After service, Parry worked in the film and television industry as a location manager, before establishing himself as an expeditioner and leading more than a dozen major expeditions, including protecting turtles in Sumatra, establishing a monkey rehabilitation centre in Kalimantan, and climbing Mont Blanc, just because he felt like it. This led to making two children’s series for CBBC – Serious Desert and Serious Jungle – and thus to his new six-part, prime-time series. Parry, now 35, spends a month with each tribe and although the programmes make gripping viewing, they raise more awkward questions than they perhaps answer – chiefly, should we even be bothering these people in the first place? There is no doubt that we gain more from the experience than they do, even though the tribes are paid in one way or another for having Parry lodge with them. Whether that is a good or a bad thing, who knows? Certainly, his aims are sincere. Where Michael Palin passes through, Bruce Parry is embedded. Where Palin coolly observes, Parry gets stuck in. He says: “We tried to be very culturally sensitive with everyone. We thought about it all very carefully. My personal aim was to show each community as normal human societies with the same loves and hopes that we have. “All the anthropological programmes I have seen before just had some God-like voice pontificating on the behaviour of these people.” But there were some things he would not do.
“Is there a necessity for me to eat another human being? Answer, no. The hunting and death of animals is an entirely natural process, but eating human flesh is another worldview from ours, although the Kombai of West Papua only kill and eat male witches. And we decided that I wouldn’t have sex with any of the women, even if the situation ever arose naturally, which, I am happy to say, it didn’t.”
Which reminds me. After the Kombai had encouraged Parry to stick a bone – actually, a sago thorn – through his septum (“agony”), they encouraged him to wear his penis inside rather than outside his body, just like them. For reasons of hygiene, he assumes. Apart from the odd gourd, they are a naked people and the ants crawl everywhere.
“Well,” he says, pouring a glass of hazelnut liqueur over his tiramisu. “They push it back inside and then they wrap the residue of their foreskin in a leaf and tie it with tree bark that has been filed into a bit of string. So it looks like your penis is nothing, a macaroon.

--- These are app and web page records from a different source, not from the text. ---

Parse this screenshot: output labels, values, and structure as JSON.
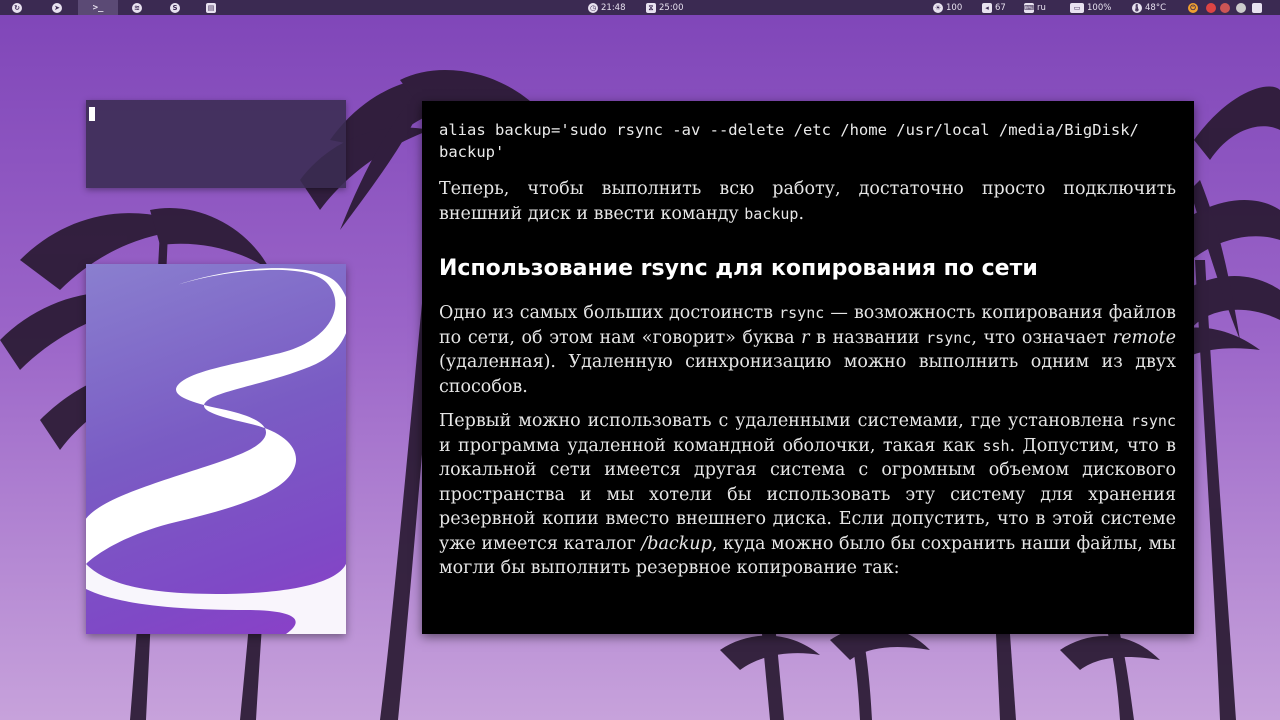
{
  "topbar": {
    "clock": "21:48",
    "timer": "25:00",
    "brightness": "100",
    "volume": "67",
    "keyboard_layout": "ru",
    "battery": "100%",
    "temperature": "48°C"
  },
  "document": {
    "code_line": "alias backup='sudo rsync -av --delete /etc /home /usr/local /media/BigDisk/\nbackup'",
    "p1": {
      "before": "Теперь, чтобы выполнить всю работу, достаточно просто подключить внешний диск и ввести команду ",
      "cmd": "backup",
      "after": "."
    },
    "heading": "Использование rsync для копирования по сети",
    "p2": {
      "t1": "Одно из самых больших достоинств ",
      "c1": "rsync",
      "t2": " — возможность копирования файлов по сети, об этом нам «говорит» буква ",
      "i1": "r",
      "t3": " в названии ",
      "c2": "rsync",
      "t4": ", что означает ",
      "i2": "remote",
      "t5": " (удаленная). Удаленную синхронизацию можно выполнить одним из двух способов."
    },
    "p3": {
      "t1": "Первый можно использовать с удаленными системами, где установлена ",
      "c1": "rsync",
      "t2": " и программа удаленной командной оболочки, такая как ",
      "c2": "ssh",
      "t3": ". Допустим, что в локальной сети имеется другая система с огромным объемом дискового пространства и мы хотели бы использовать эту систему для хранения резервной копии вместо внешнего диска. Если допустить, что в этой системе уже имеется каталог ",
      "i1": "/backup",
      "t4": ", куда можно было бы сохранить наши файлы, мы могли бы выполнить резервное копирование так:"
    }
  },
  "icons": {
    "topbar_left": [
      "menu-icon",
      "telegram-icon",
      "terminal-icon",
      "spotify-icon",
      "skype-icon",
      "document-icon"
    ],
    "topbar_right": [
      "clock-icon",
      "timer-icon",
      "brightness-icon",
      "volume-icon",
      "keyboard-icon",
      "battery-icon",
      "thermometer-icon",
      "power-icon"
    ]
  },
  "colors": {
    "topbar": "#3b2a52",
    "document_bg": "#000000",
    "logo_gradient_start": "#8a7fcf",
    "logo_gradient_end": "#8c3fc8"
  }
}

To make mine like that, this guy grabbed the end of it and squeezed it hard; a very strange sensation, like your foreskin is a sausage roll and your penis is the meat that is shooting back inside your body.” The awful thing was that, for once in his life, Parry’s communication skills let him down. “I was trying to say, by sign language, ‘I don’t want to do this, I don’t want to do this!’, but they didn’t understand.” You can’t help but wonder if the Kombai were just having a laugh.
“And I wasn’t supposed to move, but I did, just an inch, and then nearly fainted with the pain. Sweat poured out of me. I was in a very weird way. What delicious tiramisu.”

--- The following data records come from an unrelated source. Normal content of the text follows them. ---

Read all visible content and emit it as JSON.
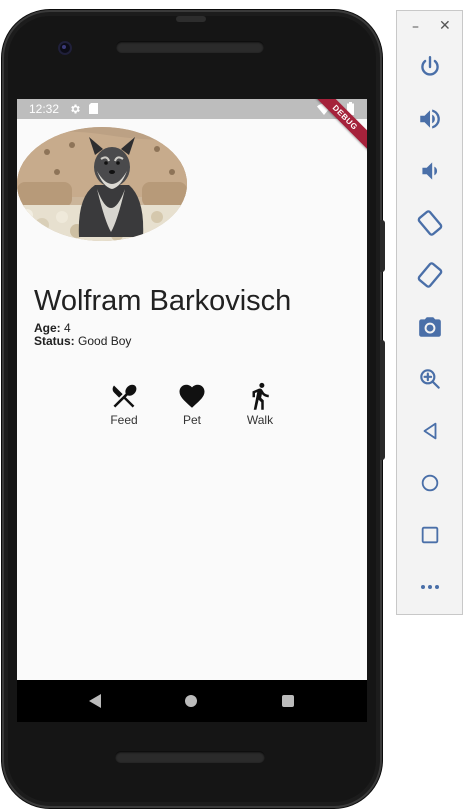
{
  "status_bar": {
    "time": "12:32"
  },
  "debug_banner": "DEBUG",
  "dog": {
    "name": "Wolfram Barkovisch",
    "age_label": "Age:",
    "age_value": "4",
    "status_label": "Status:",
    "status_value": "Good Boy"
  },
  "actions": [
    {
      "label": "Feed",
      "icon": "restaurant-icon"
    },
    {
      "label": "Pet",
      "icon": "heart-icon"
    },
    {
      "label": "Walk",
      "icon": "walk-icon"
    }
  ],
  "emulator_toolbar": {
    "buttons": [
      "power-icon",
      "volume-up-icon",
      "volume-down-icon",
      "rotate-left-icon",
      "rotate-right-icon",
      "screenshot-icon",
      "zoom-icon",
      "back-icon",
      "home-icon",
      "overview-icon",
      "more-icon"
    ]
  },
  "colors": {
    "accent_debug": "#a5223b",
    "icon": "#111111",
    "toolbar_icon": "#4a6fa8"
  }
}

Elsewhere, Parry built up the natural immunity in his gut by eating green bread and mouldy stews for weeks before he left Britain – he didn’t get sick once – and sobbed and cried during a drug-induced re-birthing experience with the Babongo people in Gabon. However, he says that the most difficult and stressful times were just sitting in huts with his adopted jungle families, “trying to somehow communicate and not make a terrible social gaffe”. In some respects, it sounds like the average family Christmas – but hooray for Bruce Parry, who survived it all in his quietly heroic way.
Tribe begins tonight, at 9pm, on BBC2